To the Editor:
On May 3, this nation will recognize the 61st annual Day of Prayer. We will observe it locally from 7-9 p.m. at the Knights of Columbus Hall.
In 1776, the Continental Congress regularly called for prayer in its deliberations as this nation was being born. Strong, unyielding and opposing philosophies were hotly debated. Benjamin Franklin made an appeal for prayer stating, "I see this truth, that God governs in the affairs of men. And if a sparrow cannot fall to the ground without His notice, is it probable that an empire could rise without His aid? ... I beg leave to move that hence forth prayers imploring the assistance of Heaven and its blessing on our deliberations be held in this Assembly every morning."
Prayer was then offered every morning before deliberations. Breakthrough agreement came. The foundational structure of our government and its balance of powers through three branches came from Isaiah 33:22, "the Lord is our Judge, the Lord is our Ruler, the Lord is our King."
National Days of Prayer have been part of our rich heritage, with earlier presidents making it a day of their own choosing. President Harry Truman in 1952 signed a joint resolution of Congress establishing an annual National Day of Prayer. In 1988, President Ronald Regan and Congress amended the law to designate the first Thursday of every May to be an annual observance.
Each year, national, state and local leaders sign proclamations encouraging all Americans to pray. The intent is to encourage all people of all faiths to pray, and to follow our founding fathers example of seeking wisdom from God.
The First Amendment added to our Constitution in 1791 states: "Congress shall make no law respecting an establishment of religion, or prohibiting the free exercise thereof; or abridging the freedom of speech, or the press; or the right of the people peaceably to assemble, and to petition the government for a redress of grievances." No other country allows people of all faiths to have such "asylum, prosperity and freedom of worship." (Patrick Henry, governor of Virginia and legislator, 1790).
I am part of a volunteer coordinating network that organizes local, state and federal observances across the nation. These observances begin at sunrise in Maine and continue through the day until sunset in Hawaii.

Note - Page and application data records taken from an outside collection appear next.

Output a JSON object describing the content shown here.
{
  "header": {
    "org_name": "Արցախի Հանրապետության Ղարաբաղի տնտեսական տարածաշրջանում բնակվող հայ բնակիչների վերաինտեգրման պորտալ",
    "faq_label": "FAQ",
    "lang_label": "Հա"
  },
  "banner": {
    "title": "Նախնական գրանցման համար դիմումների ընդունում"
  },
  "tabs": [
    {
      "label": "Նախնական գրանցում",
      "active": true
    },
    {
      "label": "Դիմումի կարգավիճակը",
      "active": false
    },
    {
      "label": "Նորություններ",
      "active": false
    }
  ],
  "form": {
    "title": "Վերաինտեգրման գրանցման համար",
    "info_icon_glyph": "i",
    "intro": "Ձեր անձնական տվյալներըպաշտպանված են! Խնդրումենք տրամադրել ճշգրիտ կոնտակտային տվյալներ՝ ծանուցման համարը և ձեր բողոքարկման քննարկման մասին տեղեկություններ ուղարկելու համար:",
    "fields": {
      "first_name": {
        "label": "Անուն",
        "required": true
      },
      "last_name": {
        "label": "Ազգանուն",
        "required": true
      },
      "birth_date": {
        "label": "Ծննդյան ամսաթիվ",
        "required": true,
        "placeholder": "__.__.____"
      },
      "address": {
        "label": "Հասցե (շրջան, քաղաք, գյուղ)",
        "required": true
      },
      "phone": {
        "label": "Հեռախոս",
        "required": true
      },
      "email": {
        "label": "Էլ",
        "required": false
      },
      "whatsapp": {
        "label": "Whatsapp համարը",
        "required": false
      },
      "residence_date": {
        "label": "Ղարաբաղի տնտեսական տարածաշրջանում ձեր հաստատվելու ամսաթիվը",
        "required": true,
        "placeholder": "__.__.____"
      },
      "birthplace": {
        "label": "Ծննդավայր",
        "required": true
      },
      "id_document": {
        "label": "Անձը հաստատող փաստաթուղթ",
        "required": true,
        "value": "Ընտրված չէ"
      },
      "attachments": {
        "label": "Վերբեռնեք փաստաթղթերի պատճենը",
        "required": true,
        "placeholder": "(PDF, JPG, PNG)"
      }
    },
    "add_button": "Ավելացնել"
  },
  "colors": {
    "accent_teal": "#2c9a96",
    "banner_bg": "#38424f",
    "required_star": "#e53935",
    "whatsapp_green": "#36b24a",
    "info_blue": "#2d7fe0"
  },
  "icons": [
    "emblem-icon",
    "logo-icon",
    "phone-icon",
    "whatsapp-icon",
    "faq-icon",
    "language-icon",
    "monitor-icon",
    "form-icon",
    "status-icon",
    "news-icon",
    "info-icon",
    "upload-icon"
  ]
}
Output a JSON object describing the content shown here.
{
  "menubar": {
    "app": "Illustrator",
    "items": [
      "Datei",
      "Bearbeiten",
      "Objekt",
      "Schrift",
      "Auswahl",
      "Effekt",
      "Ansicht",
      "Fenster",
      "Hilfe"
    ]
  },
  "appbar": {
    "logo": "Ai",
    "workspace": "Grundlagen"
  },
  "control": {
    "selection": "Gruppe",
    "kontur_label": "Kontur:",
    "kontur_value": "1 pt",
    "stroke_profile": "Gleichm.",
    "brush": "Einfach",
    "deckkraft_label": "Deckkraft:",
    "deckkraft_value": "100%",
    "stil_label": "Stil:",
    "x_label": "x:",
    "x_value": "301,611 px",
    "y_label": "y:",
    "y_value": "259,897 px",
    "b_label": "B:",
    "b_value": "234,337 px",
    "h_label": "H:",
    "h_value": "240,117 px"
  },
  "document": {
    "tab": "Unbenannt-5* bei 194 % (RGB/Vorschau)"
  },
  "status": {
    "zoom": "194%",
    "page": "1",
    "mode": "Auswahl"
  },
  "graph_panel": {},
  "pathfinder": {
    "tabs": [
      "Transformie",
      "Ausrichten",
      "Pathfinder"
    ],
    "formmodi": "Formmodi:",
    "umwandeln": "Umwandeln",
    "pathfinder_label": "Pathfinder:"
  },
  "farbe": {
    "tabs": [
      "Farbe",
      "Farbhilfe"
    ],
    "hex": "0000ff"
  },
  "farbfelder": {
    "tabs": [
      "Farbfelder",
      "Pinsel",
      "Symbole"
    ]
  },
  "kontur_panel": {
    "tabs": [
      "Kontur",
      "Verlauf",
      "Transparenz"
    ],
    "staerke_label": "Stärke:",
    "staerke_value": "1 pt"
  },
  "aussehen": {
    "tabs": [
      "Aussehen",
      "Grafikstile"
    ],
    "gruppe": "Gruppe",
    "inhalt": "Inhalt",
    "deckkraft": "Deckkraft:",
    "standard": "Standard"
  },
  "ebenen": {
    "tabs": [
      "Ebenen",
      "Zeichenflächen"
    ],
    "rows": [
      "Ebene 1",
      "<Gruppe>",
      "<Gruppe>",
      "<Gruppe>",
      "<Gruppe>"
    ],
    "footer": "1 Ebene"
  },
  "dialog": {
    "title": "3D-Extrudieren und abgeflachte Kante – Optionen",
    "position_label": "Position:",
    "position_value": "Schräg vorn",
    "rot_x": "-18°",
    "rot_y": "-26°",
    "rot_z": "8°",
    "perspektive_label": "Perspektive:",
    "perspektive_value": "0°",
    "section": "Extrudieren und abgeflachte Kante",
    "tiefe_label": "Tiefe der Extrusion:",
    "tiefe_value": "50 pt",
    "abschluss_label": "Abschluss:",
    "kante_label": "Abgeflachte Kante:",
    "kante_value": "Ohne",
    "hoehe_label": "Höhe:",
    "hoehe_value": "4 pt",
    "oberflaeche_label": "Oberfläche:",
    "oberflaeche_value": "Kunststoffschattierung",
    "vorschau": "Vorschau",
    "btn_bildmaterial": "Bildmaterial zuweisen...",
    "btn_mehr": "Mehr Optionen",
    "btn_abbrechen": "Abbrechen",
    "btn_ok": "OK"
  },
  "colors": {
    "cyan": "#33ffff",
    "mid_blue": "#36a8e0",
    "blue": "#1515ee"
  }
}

This year, our local National Day of Prayer emphasis will be family issues, and the proposed Minnesota Marriage Amendment that will be on the ballot in November. Teresa Collett, law professor from St. Thomas University, will speak and answer questions on the legal implications of this amendment. Please join us 7-9 p.m. May 3 at the Knights of Columbus Hall.